City of Revelation

Hermetic Library Fellow T Polyphilus reviews City of Revelation: On the Proportion and Symbolic Numbers of the Cosmic Temple by John Michell.

Fortean Platonist John Michell focuses here on a topic that some call “sacred geometry.” He maintains that a single canon of measure and proportion underlies all ancient monumental architecture, unifying it with cosmology, music, and sacred literature. As instances, he discusses the New Jerusalem of the Apocalypse, Stonehenge, Glastonbury, and the Great Pyramid.

Michell does not cite The Canon of William Stirling (1897), which was undoubtedly an enormous influence on the composition of City of Revelation. (The 1974 & 1981 R.I.L.K.O. editions of The Canon feature forewords by Michell.) He is also somewhat cagey about other occultist influences. Not daring to mention Aleister Crowley’s A∴A∴ by name, he refers to “a famous magical order.” (67)

Michell became identified with the New Age movement which eagerly consumed his writings. But City of Revelation, while acknowledging a millennial moment, does not share the sanguine utopianism common to the New Age. In some ways, his nostalgic tone is a better fit for the anti-occultist esotericism of the Traditionalists. He is a little muddled about the history of early Christianity, confusing the (late 2nd-century C.E.) date of the first heresiological agendas–i.e. the development of a Christian orthodoxy–with the (much later) date of the identification of the institutional church with Roman imperial power. (13, 128) So, unlike the Traditionalists, and more like the Theosophists (whom he cites familiarly as sources), he sees the principal degeneration of Christianity as taking place with the suppression of antique Gnosticism, rather than the Reformation.

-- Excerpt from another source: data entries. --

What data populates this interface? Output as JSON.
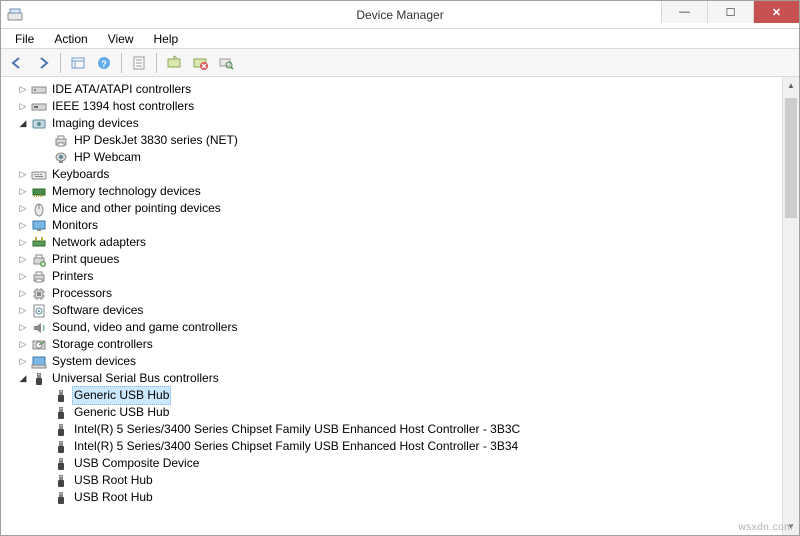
{
  "window": {
    "title": "Device Manager"
  },
  "menu": [
    "File",
    "Action",
    "View",
    "Help"
  ],
  "watermark": "wsxdn.com",
  "tree": [
    {
      "depth": 0,
      "exp": "closed",
      "icon": "ide",
      "label": "IDE ATA/ATAPI controllers"
    },
    {
      "depth": 0,
      "exp": "closed",
      "icon": "ieee1394",
      "label": "IEEE 1394 host controllers"
    },
    {
      "depth": 0,
      "exp": "open",
      "icon": "imaging",
      "label": "Imaging devices"
    },
    {
      "depth": 1,
      "exp": "none",
      "icon": "printer",
      "label": "HP DeskJet 3830 series (NET)"
    },
    {
      "depth": 1,
      "exp": "none",
      "icon": "webcam",
      "label": "HP Webcam"
    },
    {
      "depth": 0,
      "exp": "closed",
      "icon": "keyboard",
      "label": "Keyboards"
    },
    {
      "depth": 0,
      "exp": "closed",
      "icon": "memory",
      "label": "Memory technology devices"
    },
    {
      "depth": 0,
      "exp": "closed",
      "icon": "mouse",
      "label": "Mice and other pointing devices"
    },
    {
      "depth": 0,
      "exp": "closed",
      "icon": "monitor",
      "label": "Monitors"
    },
    {
      "depth": 0,
      "exp": "closed",
      "icon": "network",
      "label": "Network adapters"
    },
    {
      "depth": 0,
      "exp": "closed",
      "icon": "printq",
      "label": "Print queues"
    },
    {
      "depth": 0,
      "exp": "closed",
      "icon": "printer",
      "label": "Printers"
    },
    {
      "depth": 0,
      "exp": "closed",
      "icon": "cpu",
      "label": "Processors"
    },
    {
      "depth": 0,
      "exp": "closed",
      "icon": "software",
      "label": "Software devices"
    },
    {
      "depth": 0,
      "exp": "closed",
      "icon": "sound",
      "label": "Sound, video and game controllers"
    },
    {
      "depth": 0,
      "exp": "closed",
      "icon": "storage",
      "label": "Storage controllers"
    },
    {
      "depth": 0,
      "exp": "closed",
      "icon": "system",
      "label": "System devices"
    },
    {
      "depth": 0,
      "exp": "open",
      "icon": "usb",
      "label": "Universal Serial Bus controllers"
    },
    {
      "depth": 1,
      "exp": "none",
      "icon": "usb",
      "label": "Generic USB Hub",
      "selected": true
    },
    {
      "depth": 1,
      "exp": "none",
      "icon": "usb",
      "label": "Generic USB Hub"
    },
    {
      "depth": 1,
      "exp": "none",
      "icon": "usb",
      "label": "Intel(R) 5 Series/3400 Series Chipset Family USB Enhanced Host Controller - 3B3C"
    },
    {
      "depth": 1,
      "exp": "none",
      "icon": "usb",
      "label": "Intel(R) 5 Series/3400 Series Chipset Family USB Enhanced Host Controller - 3B34"
    },
    {
      "depth": 1,
      "exp": "none",
      "icon": "usb",
      "label": "USB Composite Device"
    },
    {
      "depth": 1,
      "exp": "none",
      "icon": "usb",
      "label": "USB Root Hub"
    },
    {
      "depth": 1,
      "exp": "none",
      "icon": "usb",
      "label": "USB Root Hub"
    }
  ]
}
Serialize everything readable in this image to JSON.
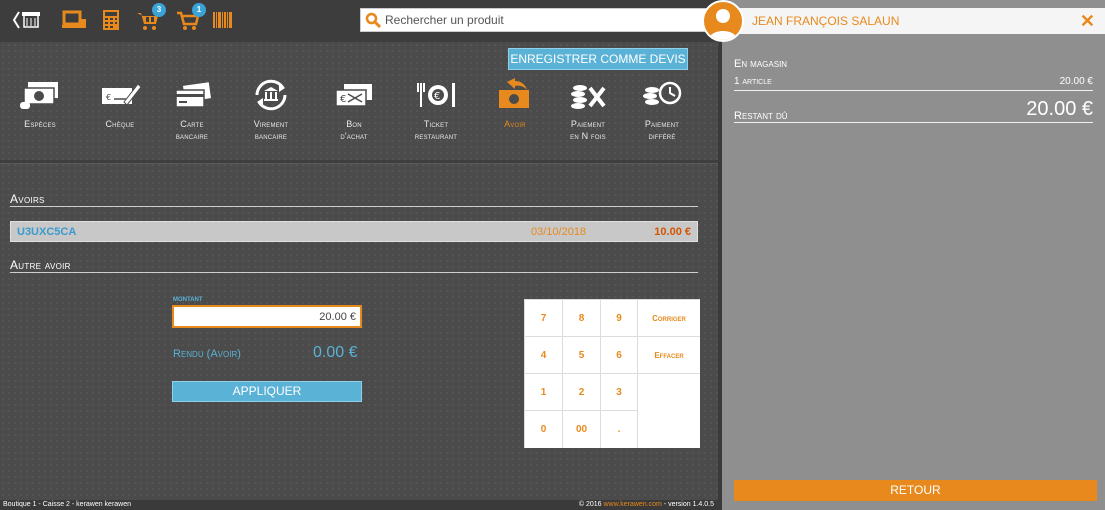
{
  "topbar": {
    "badges": {
      "cart_count": "3",
      "order_count": "1"
    },
    "search_placeholder": "Rechercher un produit"
  },
  "save_quote_label": "ENREGISTRER COMME DEVIS",
  "payment_methods": [
    {
      "line1": "Espèces",
      "line2": ""
    },
    {
      "line1": "Chèque",
      "line2": ""
    },
    {
      "line1": "Carte",
      "line2": "bancaire"
    },
    {
      "line1": "Virement",
      "line2": "bancaire"
    },
    {
      "line1": "Bon",
      "line2": "d'achat"
    },
    {
      "line1": "Ticket",
      "line2": "restaurant"
    },
    {
      "line1": "Avoir",
      "line2": ""
    },
    {
      "line1": "Paiement",
      "line2": "en N fois"
    },
    {
      "line1": "Paiement",
      "line2": "différé"
    }
  ],
  "active_method": "Avoir",
  "credits": {
    "title": "Avoirs",
    "items": [
      {
        "code": "U3UXC5CA",
        "date": "03/10/2018",
        "amount": "10.00 €"
      }
    ]
  },
  "other_credit": {
    "title": "Autre avoir",
    "amount_label": "MONTANT",
    "amount_value": "20.00 €",
    "change_label": "Rendu (Avoir)",
    "change_value": "0.00 €",
    "apply_label": "APPLIQUER"
  },
  "keypad": {
    "keys": [
      "7",
      "8",
      "9",
      "4",
      "5",
      "6",
      "1",
      "2",
      "3",
      "0",
      "00",
      "."
    ],
    "correct_label": "Corriger",
    "clear_label": "Effacer"
  },
  "footer": {
    "left": "Boutique 1 - Caisse 2 - kerawen kerawen",
    "right_prefix": "© 2016",
    "right_link": "www.kerawen.com",
    "right_suffix": "- version 1.4.0.5"
  },
  "customer": {
    "name": "JEAN FRANÇOIS SALAUN"
  },
  "summary": {
    "location": "En magasin",
    "articles_label": "1 article",
    "articles_total": "20.00 €",
    "remaining_label": "Restant dû",
    "remaining_value": "20.00 €"
  },
  "return_label": "RETOUR",
  "colors": {
    "accent": "#e8891d",
    "info": "#5ab2d6",
    "panel": "#8f8f8f"
  },
  "icons": [
    "back-shop-icon",
    "pos-screen-icon",
    "calculator-icon",
    "cart-icon",
    "basket-icon",
    "barcode-icon",
    "search-icon",
    "user-icon",
    "close-icon"
  ]
}
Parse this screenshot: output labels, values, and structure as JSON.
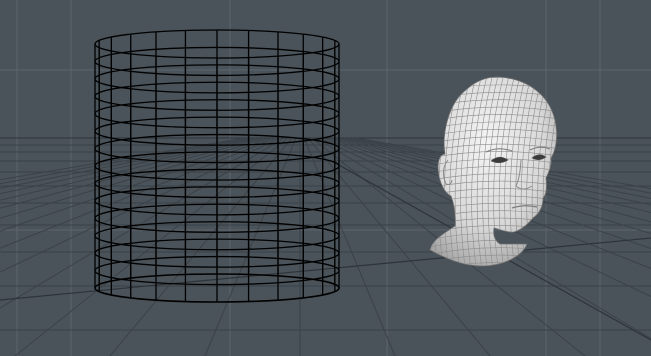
{
  "viewport": {
    "view": "perspective",
    "background_color": "#4a535a",
    "grid_color": "#5d666c",
    "ground_grid_color": "#3b4248",
    "horizon_line_color": "#2e3439"
  },
  "objects": [
    {
      "name": "cylinder",
      "display": "wireframe",
      "wire_color": "#000000",
      "vertical_segments": 24,
      "horizontal_rings": 14
    },
    {
      "name": "head",
      "display": "shaded-with-wireframe",
      "surface_color": "#dcdcdc",
      "wire_color": "#8c8c8c"
    }
  ]
}
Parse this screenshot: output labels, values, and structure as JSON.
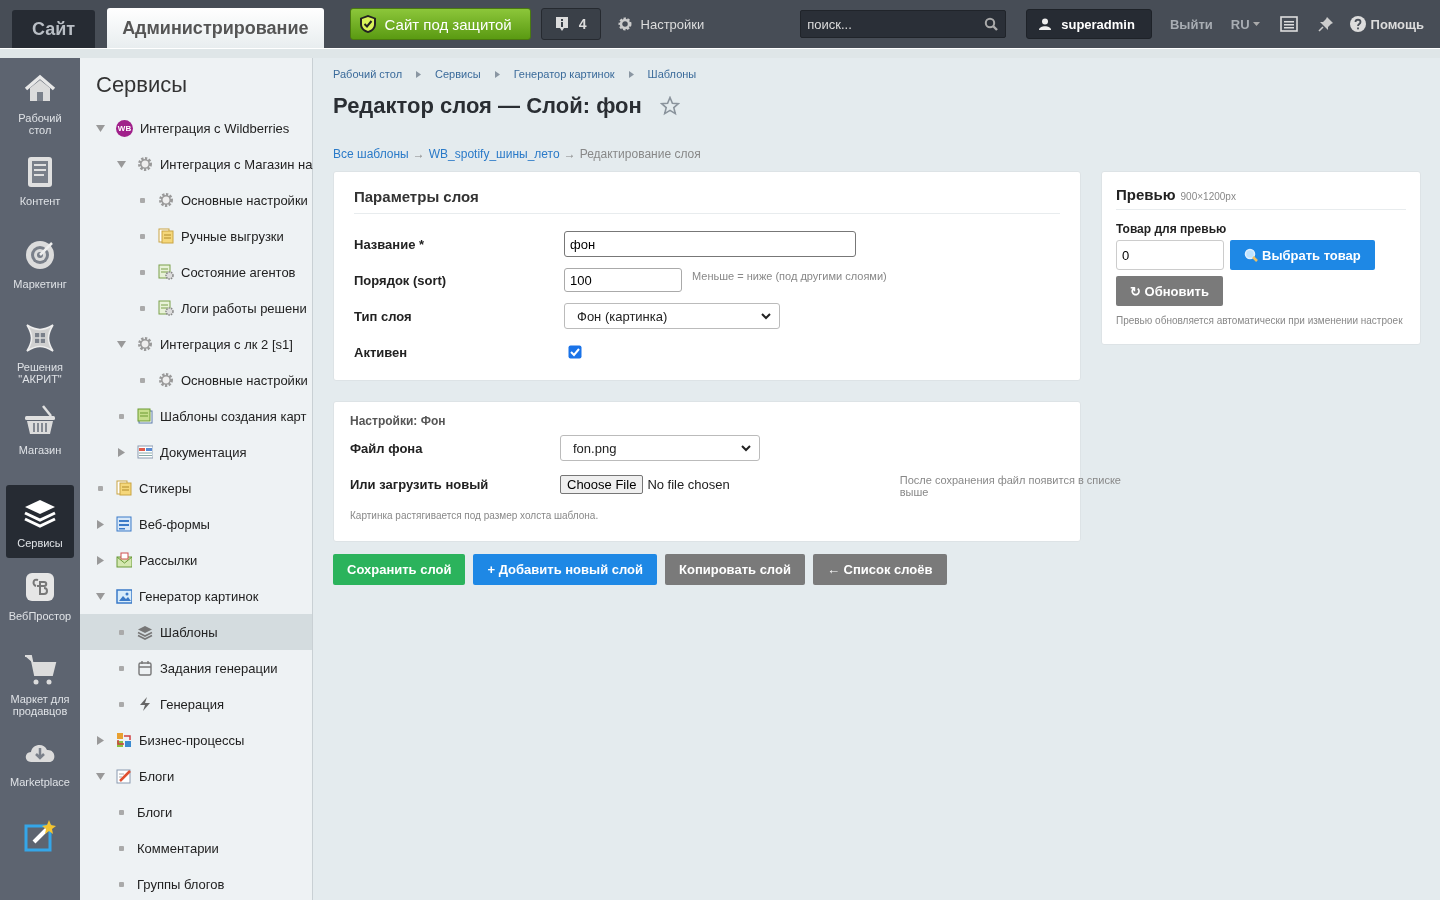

Ultimately, his arithmological focus is on the numbers 666 and 1080, which he identifies with masculine/solar and feminine/lunar qualities respectively. He speculates very briefly on the “extraterrestrial” origin of the canon, and thus of human civilization. The book is full of admirable examples of Greek gematria, and some of the astronomical analogies and meteorological data are very striking. The volume could benefit from an index of references to specific numbers discussed in the text. [via]